With the release of The Hunger Games: Mockingjay, Part 2 and the heightened anticipation for Star Wars: The Force Awakens, heading to the movies seems to be the norm this holiday season.
While going to movies can be a fun option to spend time with friends or family, the actual cost might surprise you. It’s no secret that the price of entertainment seems to be on the upswing, but we all deserve a night out once in a while and going to the movies is pretty cheap entertainment, right?
Let’s pretend that you and your friend are planning to see Star Wars together in a few weeks. Both of you are shoveling out nearly ten dollars for a ticket since it’s the midnight premiere and the average cost of a single movie ticket is $8.61. After you’ve been waiting in line for over an hour, you finally receive your tickets.

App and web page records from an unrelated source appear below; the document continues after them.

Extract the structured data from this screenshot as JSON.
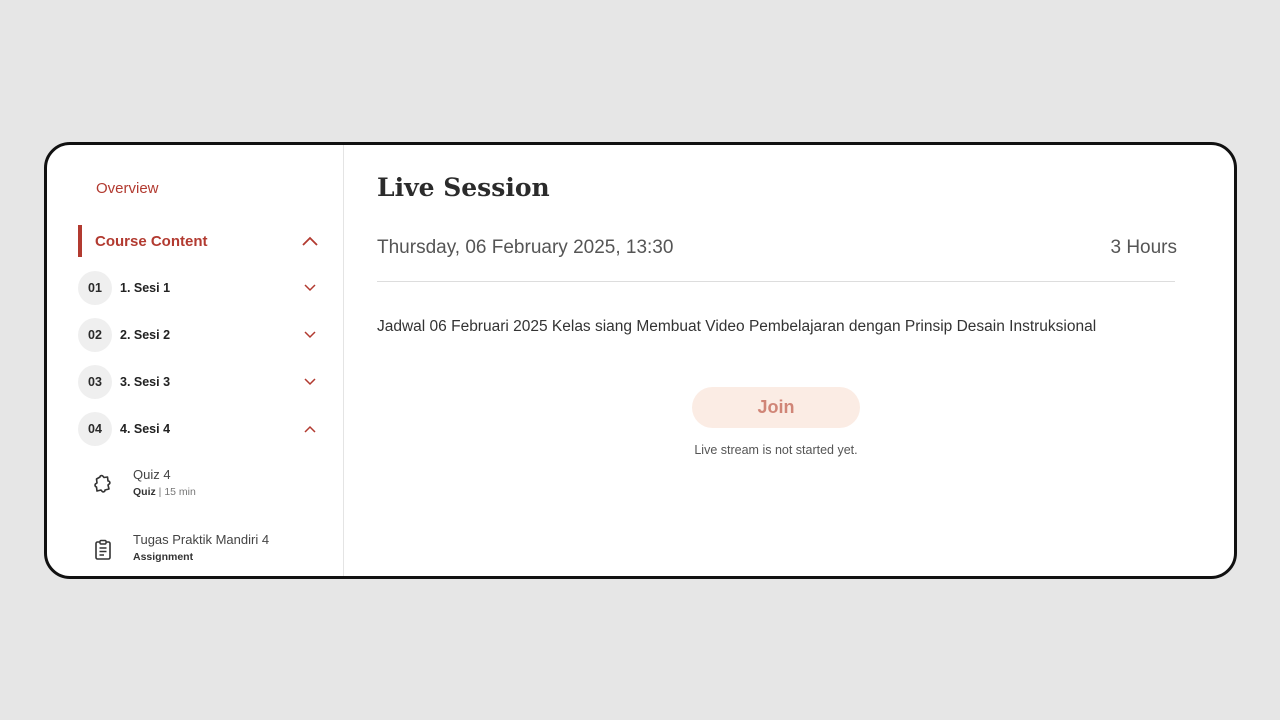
{
  "sidebar": {
    "overview_label": "Overview",
    "course_content_label": "Course Content",
    "sessions": [
      {
        "num": "01",
        "label": "1. Sesi 1",
        "expanded": false
      },
      {
        "num": "02",
        "label": "2. Sesi 2",
        "expanded": false
      },
      {
        "num": "03",
        "label": "3. Sesi 3",
        "expanded": false
      },
      {
        "num": "04",
        "label": "4. Sesi 4",
        "expanded": true
      }
    ],
    "sub_items": [
      {
        "title": "Quiz 4",
        "type": "Quiz",
        "duration": "| 15 min",
        "icon": "puzzle-icon"
      },
      {
        "title": "Tugas Praktik Mandiri 4",
        "type": "Assignment",
        "icon": "clipboard-icon"
      }
    ]
  },
  "main": {
    "title": "Live Session",
    "datetime": "Thursday, 06 February 2025, 13:30",
    "duration": "3 Hours",
    "description": "Jadwal 06 Februari 2025 Kelas siang Membuat Video Pembelajaran dengan Prinsip Desain Instruksional",
    "join_label": "Join",
    "status_note": "Live stream is not started yet."
  },
  "colors": {
    "accent": "#b23a30",
    "join_bg": "#fbece4",
    "join_text": "#d08577",
    "background": "#e6e6e6"
  }
}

You notice that there are already close to fifty people in line for concessions, but you know that you have plenty of time, and you have been craving popcorn with extra butter all day, so there is no way you are bypassing the concessions line. You and your friend patiently stand in line, but when you get to the front, you’re shocked at how expensive popcorn is.

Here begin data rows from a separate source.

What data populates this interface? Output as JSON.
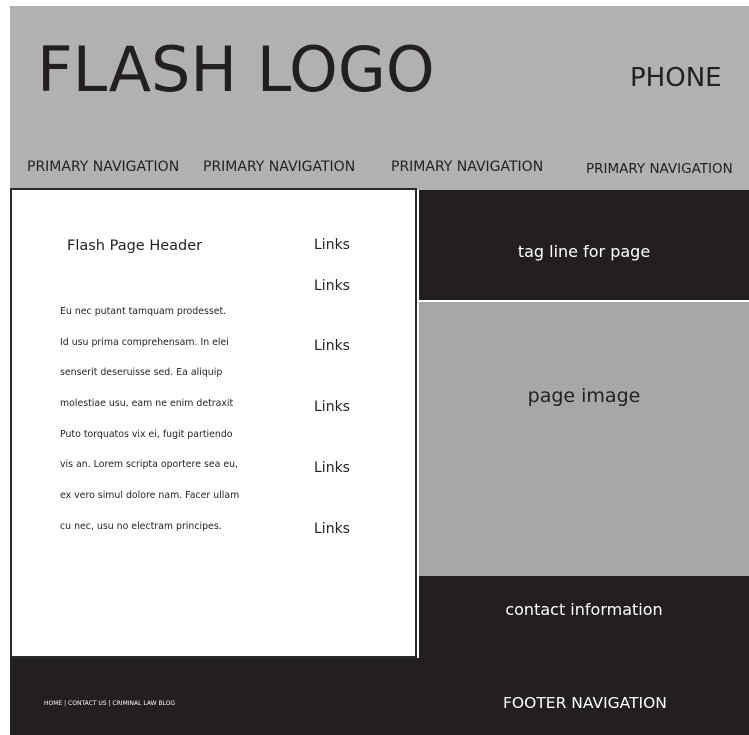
{
  "header": {
    "logo": "FLASH LOGO",
    "phone": "PHONE",
    "nav": [
      "PRIMARY NAVIGATION",
      "PRIMARY NAVIGATION",
      "PRIMARY NAVIGATION",
      "PRIMARY NAVIGATION"
    ]
  },
  "content": {
    "page_header": "Flash Page Header",
    "body_lines": [
      "Eu nec putant tamquam prodesset.",
      "Id usu prima comprehensam. In elei",
      "senserit deseruisse sed. Ea aliquip",
      "molestiae usu, eam ne enim detraxit",
      "Puto torquatos vix ei, fugit partiendo",
      "vis an. Lorem scripta oportere sea eu,",
      "ex vero simul dolore nam. Facer ullam",
      "cu nec, usu no electram principes."
    ],
    "links": [
      "Links",
      "Links",
      "Links",
      "Links",
      "Links",
      "Links"
    ]
  },
  "side": {
    "tagline": "tag line for page",
    "image_placeholder": "page image",
    "contact": "contact information"
  },
  "footer": {
    "links": "HOME | CONTACT US | CRIMINAL LAW BLOG",
    "navigation": "FOOTER NAVIGATION"
  },
  "colors": {
    "header_bg": "#b1b1b1",
    "dark": "#231f20",
    "image_bg": "#a7a7a7",
    "white": "#ffffff"
  }
}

Although most theaters offer a free refill with the purchase of a “large bucket popcorn”, the average cost is a startling $8.15. To add to the matter, theater companies know they have you on the hook to buy a soda to wash down the saltiness of their popcorn, which is another $6.31 out of your pocket.
Basically, after you’ve already paid ten dollars for a seat, another fifteen dollars is coming out of your pocket to quench your cravings. It’s not rocket science to realize that you’ve just spent twenty-five dollars.
Gone are the days when mom and dad would hand you a twenty-dollar bill, and you could buy anything you wanted at the movies. These days, the minimum cost of a movie for a single person runs between twenty and twenty-five dollars unless you are skipping out on concessions.
Twenty-five dollars is a manageable cost, as long as you are not going to the movies every weekend with your friends. You simply have to think to yourself: Do I really want to see that movie?
The next time you go to the movies, think of whether or not your interest is as valuable as the price of seeing the movie. If you can’t justify seeing the movie, then how can you justify spending twenty-five dollars on something you don’t even want?